The trial of the four men eventually got underway on 20th February. After some initial concerns that there were no women on the jury the trial continued with an all-male panel. Rooney, Monaghan and Keenan all pled not-guilty, while Edward McCartney made his plea by saying, “As a soldier of the Irish Republican Army I refuse to recognize this British court”. To which Lord Justice Best replied, “Very well. For the purposes of this trial the court will recognize you”.
Addressing the jury for the defence it was said that in September 1931, when Rooney and Keenan were aged 16 and 18 respectively, their names found their way onto police records under suspicion of illegal drilling when 8 or 9 young men had been tackled in the Castlereagh Hills. The defence stated that, these zealous police officers immediately assumed rebellion, treason, and civil war, and as such the boys’ names were taken. Since then, the names Keenan and Rooney were in the black book, with the result that when anything untoward happened in the city their homes were visited by the police.

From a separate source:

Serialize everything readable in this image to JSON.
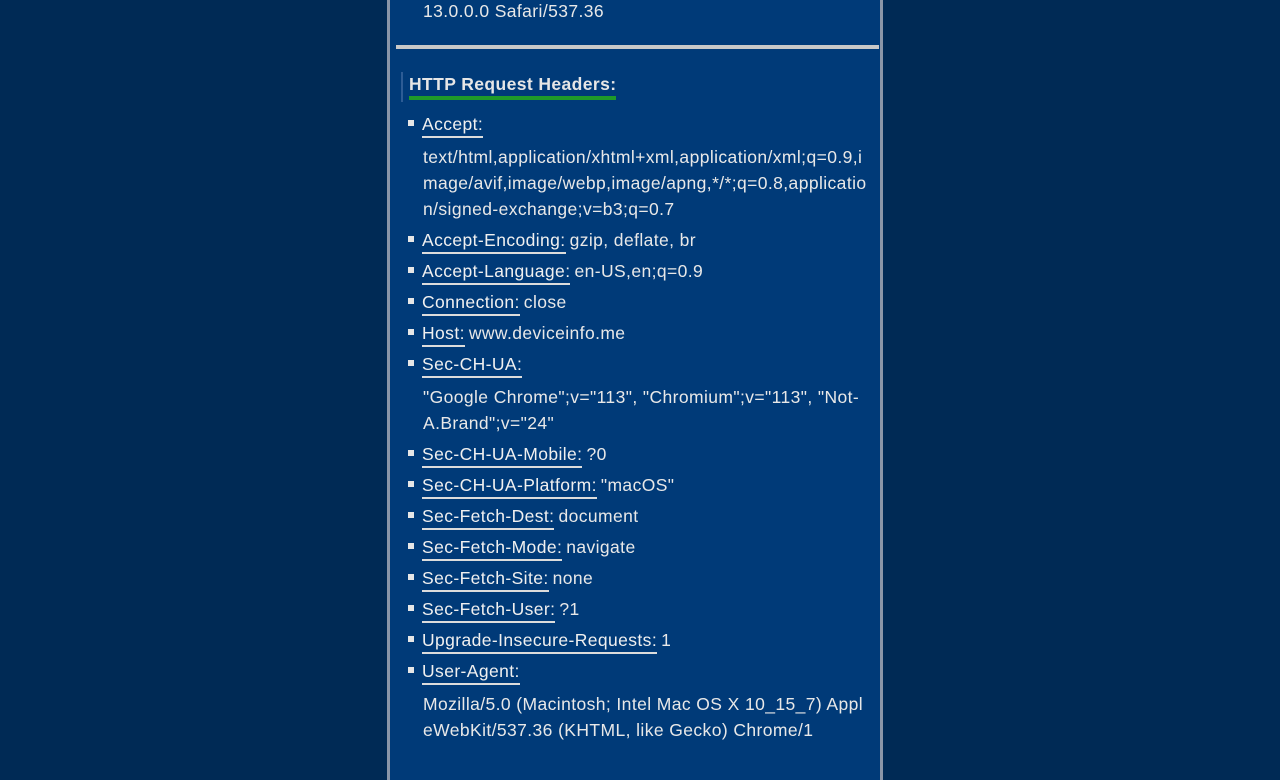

In the end, and to a chorus of some applause in the courtroom which was much to the displeasure of the judge, Rooney, Keenan and Monaghan were found not guilty. The fourth prisoner, Edward McCartney, who had been captured at the scene with a loaded revolver, was found guilty of the attempted murder of a police officer. Lord Justice Best told him: “That you were guilty I have not the slightest doubt. Personally, I think you must have tried to fire shots, because when you were arrested, a full-loaded revolver was found in your possession. One of the cartridges bore the mark of the hammer, which shows that an attempt had been made to fire it, but fortunately for you and for someone else the revolver jammed and the cartridge was unexploded”. In the course of his summing up, Lord Justice Best said that McCartney had come into the court with his posture about being a soldier of the Irish Republic. “A soldier is an honorable term”, said Best, “and it is not a term to be applied, nor should it be applied to assassins or would-be assassins.” McCartney was sentenced to ten years penal servitude, narrowly escaping corporal punishment on top of it.
Following the trial, the IRA Belfast commandant Anthony Lavery was suspended pending a court-martial at which he was to be tried for permitting Bernard Rooney to be defended in an enemy court and also of gross indiscipline in his failure to carry out the order of the IRA Army Council. It was during this court-martial on Saturday 25th April 1936 at a social club at 10 Crown Entry in the centre of Belfast, that the RUC raided the premises and discovered the IRA court-martial in full progress, complete with prosecutor, accused, witnesses and a large quantity of documents. All thirteen in attendance were arrested including many prominent IRA leaders from Dublin, Donegal, Londonderry, Armagh and Belfast, and they were quickly taken into custody. They were charged with treason and felony, to deprive the King of his title and levying war on the King. None of the thirteen were professionally represented in court.
The treason felony trial, as it was known, took place on 22nd July 1936 before the Lord Chief Justice. The accused never spoke once, refusing to recognize the court. Subsequently, all thirteen were found guilty and received a total of 47 years imprisonment, which no doubt was a major blow to the IRA and their operations in the 1930s.